▶ [What you have to do]:
In the entries below, every line that contains "staf" must be located and copied.

▶ [Extracted records]:
+++

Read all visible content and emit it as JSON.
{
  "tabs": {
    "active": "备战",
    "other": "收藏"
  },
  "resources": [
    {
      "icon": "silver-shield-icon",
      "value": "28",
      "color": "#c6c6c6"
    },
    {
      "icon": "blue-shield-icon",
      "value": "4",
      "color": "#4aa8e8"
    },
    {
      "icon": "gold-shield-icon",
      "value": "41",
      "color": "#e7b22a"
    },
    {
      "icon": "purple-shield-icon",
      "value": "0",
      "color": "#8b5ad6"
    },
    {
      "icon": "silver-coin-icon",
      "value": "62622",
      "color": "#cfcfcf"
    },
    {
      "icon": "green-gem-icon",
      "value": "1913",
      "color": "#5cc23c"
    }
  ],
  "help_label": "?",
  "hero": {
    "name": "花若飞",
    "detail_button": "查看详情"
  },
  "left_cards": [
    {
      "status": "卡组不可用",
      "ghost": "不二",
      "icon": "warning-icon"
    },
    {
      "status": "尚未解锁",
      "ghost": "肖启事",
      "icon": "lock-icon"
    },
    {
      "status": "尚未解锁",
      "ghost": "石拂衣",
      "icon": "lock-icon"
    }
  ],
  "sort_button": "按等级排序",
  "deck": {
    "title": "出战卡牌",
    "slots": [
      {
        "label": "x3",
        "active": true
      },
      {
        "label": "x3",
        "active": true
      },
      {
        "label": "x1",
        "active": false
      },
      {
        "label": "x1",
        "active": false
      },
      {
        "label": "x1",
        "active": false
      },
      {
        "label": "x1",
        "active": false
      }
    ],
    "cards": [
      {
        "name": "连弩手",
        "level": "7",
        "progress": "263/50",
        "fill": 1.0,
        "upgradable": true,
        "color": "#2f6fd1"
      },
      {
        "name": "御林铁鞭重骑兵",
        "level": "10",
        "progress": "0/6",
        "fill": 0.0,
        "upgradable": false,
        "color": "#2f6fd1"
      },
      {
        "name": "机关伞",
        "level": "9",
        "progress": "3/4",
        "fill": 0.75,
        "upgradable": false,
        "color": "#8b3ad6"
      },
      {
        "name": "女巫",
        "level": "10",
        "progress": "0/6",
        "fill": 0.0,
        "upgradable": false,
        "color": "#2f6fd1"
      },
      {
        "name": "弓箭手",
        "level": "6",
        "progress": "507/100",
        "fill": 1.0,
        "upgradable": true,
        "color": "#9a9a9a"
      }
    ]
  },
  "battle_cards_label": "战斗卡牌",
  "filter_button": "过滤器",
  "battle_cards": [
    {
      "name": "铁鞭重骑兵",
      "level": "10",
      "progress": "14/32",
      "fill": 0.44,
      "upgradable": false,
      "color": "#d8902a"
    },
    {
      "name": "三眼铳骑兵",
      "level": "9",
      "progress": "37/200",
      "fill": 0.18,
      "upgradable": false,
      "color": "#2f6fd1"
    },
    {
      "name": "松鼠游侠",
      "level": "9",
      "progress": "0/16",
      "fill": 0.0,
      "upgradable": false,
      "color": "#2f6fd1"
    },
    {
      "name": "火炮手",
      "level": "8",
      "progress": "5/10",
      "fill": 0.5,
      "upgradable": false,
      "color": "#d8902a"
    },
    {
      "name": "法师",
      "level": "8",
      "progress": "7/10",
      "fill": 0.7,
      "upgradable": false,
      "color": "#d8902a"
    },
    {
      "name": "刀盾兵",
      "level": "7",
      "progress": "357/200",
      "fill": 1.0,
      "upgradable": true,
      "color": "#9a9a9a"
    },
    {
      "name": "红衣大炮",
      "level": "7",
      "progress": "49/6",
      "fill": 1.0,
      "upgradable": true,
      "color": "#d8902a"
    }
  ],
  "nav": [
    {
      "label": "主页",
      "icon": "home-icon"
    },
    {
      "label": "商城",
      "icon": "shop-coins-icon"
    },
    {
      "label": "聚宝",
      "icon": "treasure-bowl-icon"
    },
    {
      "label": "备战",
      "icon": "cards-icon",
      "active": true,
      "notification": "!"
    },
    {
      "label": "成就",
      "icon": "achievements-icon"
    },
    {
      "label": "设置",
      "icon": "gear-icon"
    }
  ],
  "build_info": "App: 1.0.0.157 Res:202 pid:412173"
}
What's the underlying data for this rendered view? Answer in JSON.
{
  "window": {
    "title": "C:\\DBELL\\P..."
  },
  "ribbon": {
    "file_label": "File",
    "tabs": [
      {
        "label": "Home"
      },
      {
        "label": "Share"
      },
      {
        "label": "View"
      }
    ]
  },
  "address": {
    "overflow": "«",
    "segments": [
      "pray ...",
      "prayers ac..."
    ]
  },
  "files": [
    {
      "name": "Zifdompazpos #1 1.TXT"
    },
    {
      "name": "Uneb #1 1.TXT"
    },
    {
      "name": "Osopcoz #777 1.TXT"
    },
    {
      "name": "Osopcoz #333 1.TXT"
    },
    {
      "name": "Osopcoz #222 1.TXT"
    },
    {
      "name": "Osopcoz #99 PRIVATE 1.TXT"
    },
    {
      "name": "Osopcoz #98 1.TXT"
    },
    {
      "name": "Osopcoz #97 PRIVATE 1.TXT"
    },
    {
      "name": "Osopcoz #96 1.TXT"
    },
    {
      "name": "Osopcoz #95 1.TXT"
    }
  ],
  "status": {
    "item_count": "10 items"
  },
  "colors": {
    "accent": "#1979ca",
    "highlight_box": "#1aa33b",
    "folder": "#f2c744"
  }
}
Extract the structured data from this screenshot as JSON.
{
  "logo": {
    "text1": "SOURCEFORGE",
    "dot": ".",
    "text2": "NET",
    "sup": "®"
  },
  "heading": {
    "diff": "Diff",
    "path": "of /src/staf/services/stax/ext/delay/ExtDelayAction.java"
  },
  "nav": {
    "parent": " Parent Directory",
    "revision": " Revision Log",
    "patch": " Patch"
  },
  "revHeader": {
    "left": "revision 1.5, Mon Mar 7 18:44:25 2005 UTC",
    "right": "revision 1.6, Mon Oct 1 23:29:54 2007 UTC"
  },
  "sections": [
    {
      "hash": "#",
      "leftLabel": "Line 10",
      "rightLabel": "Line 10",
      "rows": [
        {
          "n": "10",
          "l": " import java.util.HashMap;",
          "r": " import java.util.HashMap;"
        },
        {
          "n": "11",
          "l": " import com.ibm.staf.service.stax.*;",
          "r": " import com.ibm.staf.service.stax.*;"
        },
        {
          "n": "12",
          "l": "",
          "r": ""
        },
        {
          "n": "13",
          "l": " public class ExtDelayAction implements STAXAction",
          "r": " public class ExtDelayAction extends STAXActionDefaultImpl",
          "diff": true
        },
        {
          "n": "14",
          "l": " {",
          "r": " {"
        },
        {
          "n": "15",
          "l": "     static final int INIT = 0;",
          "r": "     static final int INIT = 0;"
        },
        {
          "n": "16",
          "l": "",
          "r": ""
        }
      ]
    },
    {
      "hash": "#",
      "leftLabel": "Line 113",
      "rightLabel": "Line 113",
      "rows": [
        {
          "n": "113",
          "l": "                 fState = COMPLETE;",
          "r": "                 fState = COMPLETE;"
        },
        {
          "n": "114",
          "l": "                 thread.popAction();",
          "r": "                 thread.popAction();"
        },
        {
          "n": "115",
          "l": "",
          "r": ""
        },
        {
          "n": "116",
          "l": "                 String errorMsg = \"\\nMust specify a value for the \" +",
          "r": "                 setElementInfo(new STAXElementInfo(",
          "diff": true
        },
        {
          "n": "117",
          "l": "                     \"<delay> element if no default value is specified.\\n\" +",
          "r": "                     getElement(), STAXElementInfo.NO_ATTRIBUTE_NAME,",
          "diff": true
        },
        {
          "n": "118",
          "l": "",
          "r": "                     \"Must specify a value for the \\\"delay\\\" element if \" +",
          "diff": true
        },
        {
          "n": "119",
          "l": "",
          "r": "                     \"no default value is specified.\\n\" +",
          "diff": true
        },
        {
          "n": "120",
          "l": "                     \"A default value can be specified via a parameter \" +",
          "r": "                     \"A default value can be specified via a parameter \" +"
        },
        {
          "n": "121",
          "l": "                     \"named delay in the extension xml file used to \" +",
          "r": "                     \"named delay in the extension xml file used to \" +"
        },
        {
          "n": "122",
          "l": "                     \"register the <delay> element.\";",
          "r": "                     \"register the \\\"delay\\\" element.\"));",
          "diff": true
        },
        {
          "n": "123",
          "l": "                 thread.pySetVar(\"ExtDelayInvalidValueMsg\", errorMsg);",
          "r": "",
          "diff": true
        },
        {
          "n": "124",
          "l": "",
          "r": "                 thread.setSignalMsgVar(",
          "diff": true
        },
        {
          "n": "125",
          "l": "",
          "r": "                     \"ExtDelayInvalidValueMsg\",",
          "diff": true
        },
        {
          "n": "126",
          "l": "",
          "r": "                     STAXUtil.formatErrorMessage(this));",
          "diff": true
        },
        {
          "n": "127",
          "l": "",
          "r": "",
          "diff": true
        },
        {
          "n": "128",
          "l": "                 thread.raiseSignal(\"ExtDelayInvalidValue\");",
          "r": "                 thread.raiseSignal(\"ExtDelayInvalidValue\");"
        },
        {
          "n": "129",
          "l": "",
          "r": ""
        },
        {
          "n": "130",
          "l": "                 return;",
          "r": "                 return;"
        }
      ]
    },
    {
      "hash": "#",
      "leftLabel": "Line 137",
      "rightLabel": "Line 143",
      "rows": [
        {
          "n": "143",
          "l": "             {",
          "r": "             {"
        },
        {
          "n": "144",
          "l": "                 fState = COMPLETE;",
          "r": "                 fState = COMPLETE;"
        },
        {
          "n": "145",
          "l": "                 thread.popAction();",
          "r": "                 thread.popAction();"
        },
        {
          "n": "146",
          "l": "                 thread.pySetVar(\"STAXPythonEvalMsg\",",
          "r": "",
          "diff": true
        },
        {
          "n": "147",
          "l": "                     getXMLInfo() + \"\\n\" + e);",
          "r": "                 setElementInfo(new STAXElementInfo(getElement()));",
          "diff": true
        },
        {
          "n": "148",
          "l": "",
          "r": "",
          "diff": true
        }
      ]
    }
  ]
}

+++

▶ [Written response]:
    "path": "of /src/staf/services/stax/ext/delay/ExtDelayAction.java"
          "l": " import com.ibm.staf.service.stax.*;",
          "r": " import com.ibm.staf.service.stax.*;"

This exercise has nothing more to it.